■ Material for this task
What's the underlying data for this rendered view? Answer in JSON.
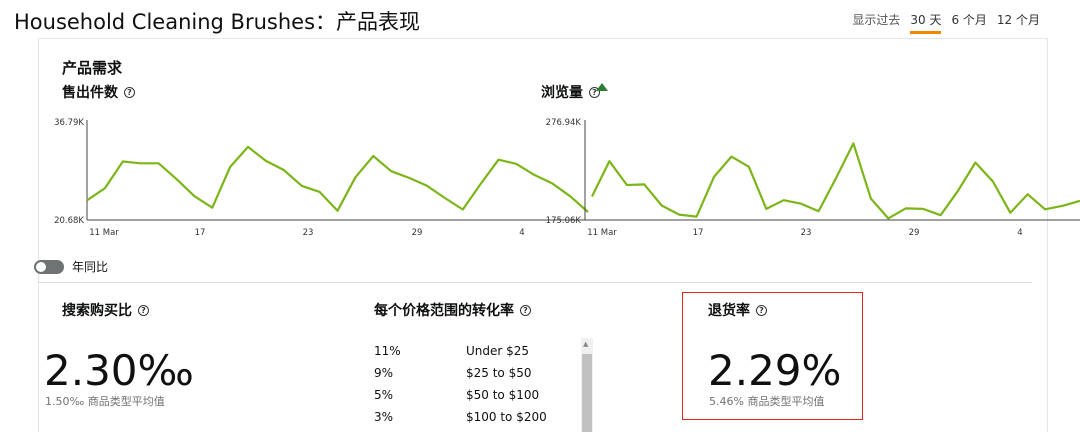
{
  "title": "Household Cleaning Brushes：产品表现",
  "range": {
    "label": "显示过去",
    "options": [
      "30 天",
      "6 个月",
      "12 个月"
    ],
    "active": 0
  },
  "section_title": "产品需求",
  "charts": [
    {
      "title": "售出件数",
      "ymax_label": "36.79K",
      "ymin_label": "20.68K",
      "x_ticks": [
        "11 Mar",
        "17",
        "23",
        "29",
        "4"
      ],
      "color": "#7cb518",
      "values": [
        23.9,
        25.9,
        30.3,
        30.0,
        30.0,
        27.4,
        24.6,
        22.7,
        29.4,
        32.7,
        30.4,
        28.9,
        26.3,
        25.3,
        22.2,
        27.7,
        31.2,
        28.7,
        27.6,
        26.3,
        24.3,
        22.4,
        26.6,
        30.6,
        29.9,
        28.1,
        26.7,
        24.6,
        22.0
      ]
    },
    {
      "title": "浏览量",
      "ymax_label": "276.94K",
      "ymin_label": "175.06K",
      "x_ticks": [
        "11 Mar",
        "17",
        "23",
        "29",
        "4"
      ],
      "color": "#7cb518",
      "values": [
        199.5,
        236.2,
        211.4,
        212.1,
        190.1,
        180.7,
        178.6,
        219.9,
        241.0,
        230.4,
        186.6,
        195.6,
        192.0,
        184.1,
        218.6,
        254.7,
        197.3,
        176.7,
        187.1,
        186.6,
        180.0,
        205.4,
        234.8,
        215.1,
        182.6,
        201.8,
        186.2,
        189.8,
        195.0
      ]
    }
  ],
  "yoy_toggle_label": "年同比",
  "search_purchase": {
    "title": "搜索购买比",
    "value": "2.30‰",
    "sub": "1.50‰ 商品类型平均值"
  },
  "conversion": {
    "title": "每个价格范围的转化率",
    "rows": [
      {
        "pct": "11%",
        "range": "Under $25"
      },
      {
        "pct": "9%",
        "range": "$25 to $50"
      },
      {
        "pct": "5%",
        "range": "$50 to $100"
      },
      {
        "pct": "3%",
        "range": "$100 to $200"
      }
    ]
  },
  "return_rate": {
    "title": "退货率",
    "value": "2.29%",
    "sub": "5.46% 商品类型平均值"
  },
  "help_glyph": "?"
}
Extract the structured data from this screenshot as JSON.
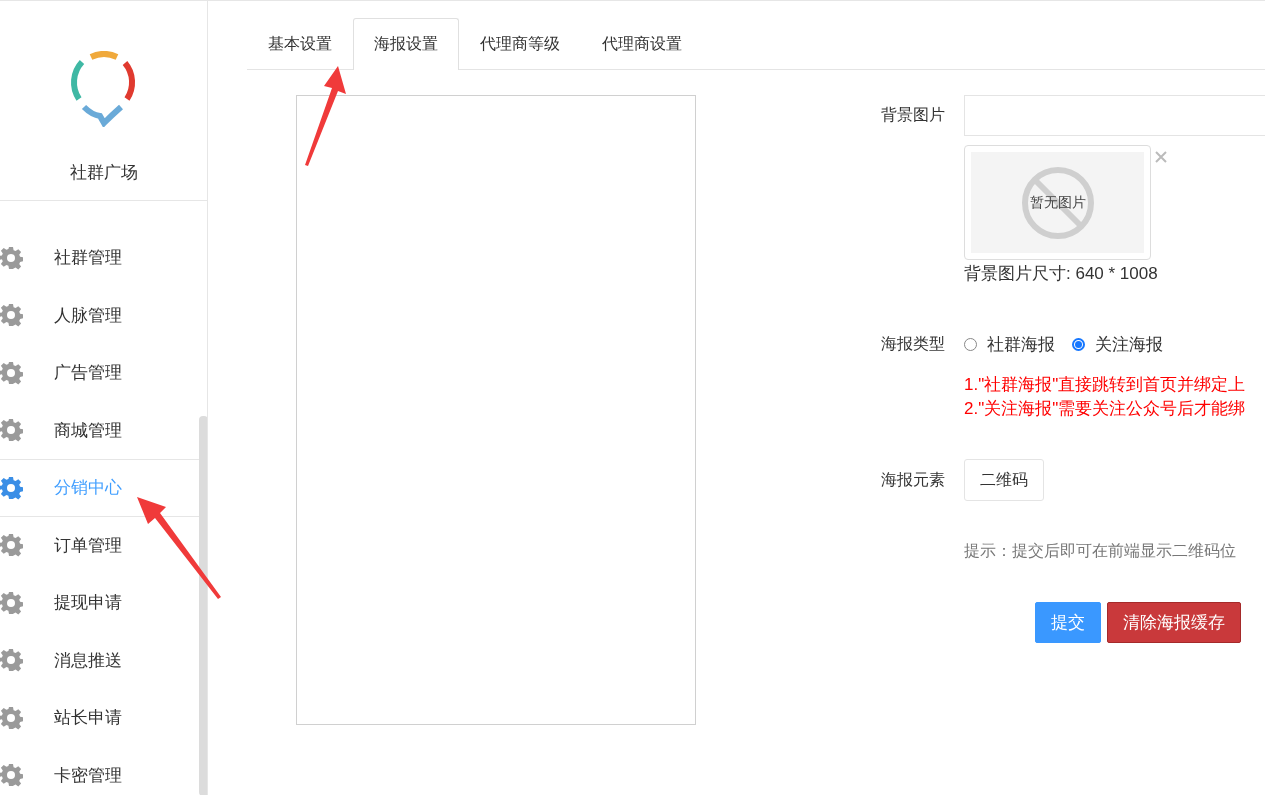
{
  "sidebar": {
    "brand": "社群广场",
    "items": [
      {
        "label": "社群管理",
        "selected": false
      },
      {
        "label": "人脉管理",
        "selected": false
      },
      {
        "label": "广告管理",
        "selected": false
      },
      {
        "label": "商城管理",
        "selected": false
      },
      {
        "label": "分销中心",
        "selected": true
      },
      {
        "label": "订单管理",
        "selected": false
      },
      {
        "label": "提现申请",
        "selected": false
      },
      {
        "label": "消息推送",
        "selected": false
      },
      {
        "label": "站长申请",
        "selected": false
      },
      {
        "label": "卡密管理",
        "selected": false
      }
    ]
  },
  "tabs": [
    {
      "label": "基本设置",
      "selected": false
    },
    {
      "label": "海报设置",
      "selected": true
    },
    {
      "label": "代理商等级",
      "selected": false
    },
    {
      "label": "代理商设置",
      "selected": false
    }
  ],
  "form": {
    "background": {
      "label": "背景图片",
      "empty_text": "暂无图片",
      "size_hint": "背景图片尺寸: 640 * 1008"
    },
    "poster_type": {
      "label": "海报类型",
      "options": [
        {
          "label": "社群海报",
          "selected": false
        },
        {
          "label": "关注海报",
          "selected": true
        }
      ],
      "notes": [
        "1.\"社群海报\"直接跳转到首页并绑定上",
        "2.\"关注海报\"需要关注公众号后才能绑"
      ]
    },
    "elements": {
      "label": "海报元素",
      "buttons": [
        "二维码"
      ]
    },
    "tip": "提示：提交后即可在前端显示二维码位",
    "actions": [
      {
        "label": "提交",
        "kind": "primary"
      },
      {
        "label": "清除海报缓存",
        "kind": "danger"
      }
    ]
  }
}
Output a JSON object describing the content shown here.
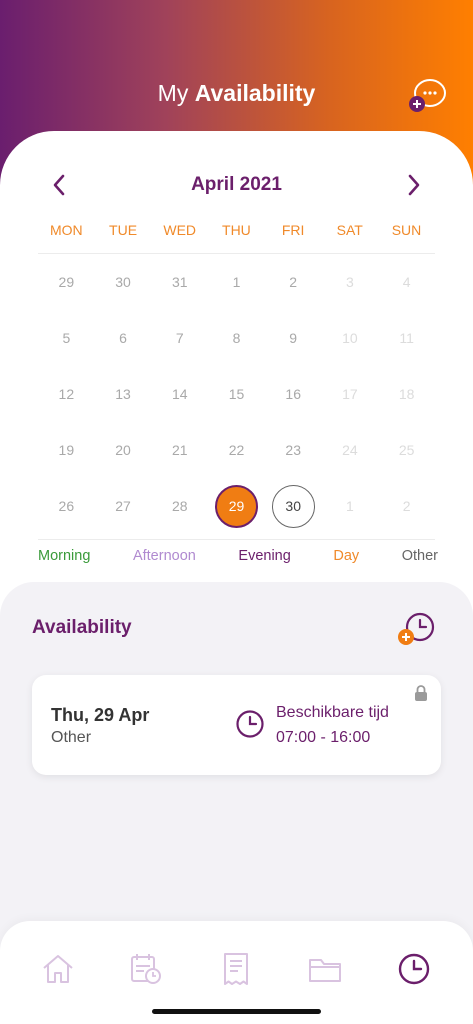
{
  "header": {
    "title_light": "My",
    "title_bold": "Availability",
    "chat_icon": "chat-bubble-add-icon"
  },
  "calendar": {
    "month_label": "April 2021",
    "weekdays": [
      "MON",
      "TUE",
      "WED",
      "THU",
      "FRI",
      "SAT",
      "SUN"
    ],
    "weeks": [
      [
        "29",
        "30",
        "31",
        "1",
        "2",
        "3",
        "4"
      ],
      [
        "5",
        "6",
        "7",
        "8",
        "9",
        "10",
        "11"
      ],
      [
        "12",
        "13",
        "14",
        "15",
        "16",
        "17",
        "18"
      ],
      [
        "19",
        "20",
        "21",
        "22",
        "23",
        "24",
        "25"
      ],
      [
        "26",
        "27",
        "28",
        "29",
        "30",
        "1",
        "2"
      ]
    ],
    "selected_day": "29",
    "today_day": "30"
  },
  "legend": [
    {
      "label": "Morning",
      "color": "#3a9a3a"
    },
    {
      "label": "Afternoon",
      "color": "#b08ad0"
    },
    {
      "label": "Evening",
      "color": "#6b1f6b"
    },
    {
      "label": "Day",
      "color": "#f08a2a"
    },
    {
      "label": "Other",
      "color": "#666666"
    }
  ],
  "availability": {
    "title": "Availability",
    "entry": {
      "date": "Thu, 29 Apr",
      "type": "Other",
      "time_label": "Beschikbare tijd",
      "time_range": "07:00 - 16:00"
    }
  },
  "colors": {
    "accent_purple": "#6b1f6b",
    "accent_orange": "#f07d13"
  },
  "tabs": [
    {
      "icon": "home-icon"
    },
    {
      "icon": "calendar-clock-icon"
    },
    {
      "icon": "receipt-icon"
    },
    {
      "icon": "folder-icon"
    },
    {
      "icon": "clock-icon"
    }
  ]
}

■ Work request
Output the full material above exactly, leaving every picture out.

■ Answer section
What's the underlying data for this rendered view? Answer in JSON.
{
  "title": "Household Cleaning Brushes：产品表现",
  "range": {
    "label": "显示过去",
    "options": [
      "30 天",
      "6 个月",
      "12 个月"
    ],
    "active": 0
  },
  "section_title": "产品需求",
  "charts": [
    {
      "title": "售出件数",
      "ymax_label": "36.79K",
      "ymin_label": "20.68K",
      "x_ticks": [
        "11 Mar",
        "17",
        "23",
        "29",
        "4"
      ],
      "color": "#7cb518",
      "values": [
        23.9,
        25.9,
        30.3,
        30.0,
        30.0,
        27.4,
        24.6,
        22.7,
        29.4,
        32.7,
        30.4,
        28.9,
        26.3,
        25.3,
        22.2,
        27.7,
        31.2,
        28.7,
        27.6,
        26.3,
        24.3,
        22.4,
        26.6,
        30.6,
        29.9,
        28.1,
        26.7,
        24.6,
        22.0
      ]
    },
    {
      "title": "浏览量",
      "ymax_label": "276.94K",
      "ymin_label": "175.06K",
      "x_ticks": [
        "11 Mar",
        "17",
        "23",
        "29",
        "4"
      ],
      "color": "#7cb518",
      "values": [
        199.5,
        236.2,
        211.4,
        212.1,
        190.1,
        180.7,
        178.6,
        219.9,
        241.0,
        230.4,
        186.6,
        195.6,
        192.0,
        184.1,
        218.6,
        254.7,
        197.3,
        176.7,
        187.1,
        186.6,
        180.0,
        205.4,
        234.8,
        215.1,
        182.6,
        201.8,
        186.2,
        189.8,
        195.0
      ]
    }
  ],
  "yoy_toggle_label": "年同比",
  "search_purchase": {
    "title": "搜索购买比",
    "value": "2.30‰",
    "sub": "1.50‰ 商品类型平均值"
  },
  "conversion": {
    "title": "每个价格范围的转化率",
    "rows": [
      {
        "pct": "11%",
        "range": "Under $25"
      },
      {
        "pct": "9%",
        "range": "$25 to $50"
      },
      {
        "pct": "5%",
        "range": "$50 to $100"
      },
      {
        "pct": "3%",
        "range": "$100 to $200"
      }
    ]
  },
  "return_rate": {
    "title": "退货率",
    "value": "2.29%",
    "sub": "5.46% 商品类型平均值"
  },
  "help_glyph": "?"
}
Extract the structured data from this screenshot as JSON.
{
  "sidebar": {
    "brand": "社群广场",
    "items": [
      {
        "label": "社群管理",
        "selected": false
      },
      {
        "label": "人脉管理",
        "selected": false
      },
      {
        "label": "广告管理",
        "selected": false
      },
      {
        "label": "商城管理",
        "selected": false
      },
      {
        "label": "分销中心",
        "selected": true
      },
      {
        "label": "订单管理",
        "selected": false
      },
      {
        "label": "提现申请",
        "selected": false
      },
      {
        "label": "消息推送",
        "selected": false
      },
      {
        "label": "站长申请",
        "selected": false
      },
      {
        "label": "卡密管理",
        "selected": false
      }
    ]
  },
  "tabs": [
    {
      "label": "基本设置",
      "selected": false
    },
    {
      "label": "海报设置",
      "selected": true
    },
    {
      "label": "代理商等级",
      "selected": false
    },
    {
      "label": "代理商设置",
      "selected": false
    }
  ],
  "form": {
    "background": {
      "label": "背景图片",
      "empty_text": "暂无图片",
      "size_hint": "背景图片尺寸: 640 * 1008"
    },
    "poster_type": {
      "label": "海报类型",
      "options": [
        {
          "label": "社群海报",
          "selected": false
        },
        {
          "label": "关注海报",
          "selected": true
        }
      ],
      "notes": [
        "1.\"社群海报\"直接跳转到首页并绑定上",
        "2.\"关注海报\"需要关注公众号后才能绑"
      ]
    },
    "elements": {
      "label": "海报元素",
      "buttons": [
        "二维码"
      ]
    },
    "tip": "提示：提交后即可在前端显示二维码位",
    "actions": [
      {
        "label": "提交",
        "kind": "primary"
      },
      {
        "label": "清除海报缓存",
        "kind": "danger"
      }
    ]
  }
}
Output a JSON object describing the content shown here.
{
  "header": {
    "title_light": "My",
    "title_bold": "Availability",
    "chat_icon": "chat-bubble-add-icon"
  },
  "calendar": {
    "month_label": "April 2021",
    "weekdays": [
      "MON",
      "TUE",
      "WED",
      "THU",
      "FRI",
      "SAT",
      "SUN"
    ],
    "weeks": [
      [
        "29",
        "30",
        "31",
        "1",
        "2",
        "3",
        "4"
      ],
      [
        "5",
        "6",
        "7",
        "8",
        "9",
        "10",
        "11"
      ],
      [
        "12",
        "13",
        "14",
        "15",
        "16",
        "17",
        "18"
      ],
      [
        "19",
        "20",
        "21",
        "22",
        "23",
        "24",
        "25"
      ],
      [
        "26",
        "27",
        "28",
        "29",
        "30",
        "1",
        "2"
      ]
    ],
    "selected_day": "29",
    "today_day": "30"
  },
  "legend": [
    {
      "label": "Morning",
      "color": "#3a9a3a"
    },
    {
      "label": "Afternoon",
      "color": "#b08ad0"
    },
    {
      "label": "Evening",
      "color": "#6b1f6b"
    },
    {
      "label": "Day",
      "color": "#f08a2a"
    },
    {
      "label": "Other",
      "color": "#666666"
    }
  ],
  "availability": {
    "title": "Availability",
    "entry": {
      "date": "Thu, 29 Apr",
      "type": "Other",
      "time_label": "Beschikbare tijd",
      "time_range": "07:00 - 16:00"
    }
  },
  "colors": {
    "accent_purple": "#6b1f6b",
    "accent_orange": "#f07d13"
  },
  "tabs": [
    {
      "icon": "home-icon"
    },
    {
      "icon": "calendar-clock-icon"
    },
    {
      "icon": "receipt-icon"
    },
    {
      "icon": "folder-icon"
    },
    {
      "icon": "clock-icon"
    }
  ]
}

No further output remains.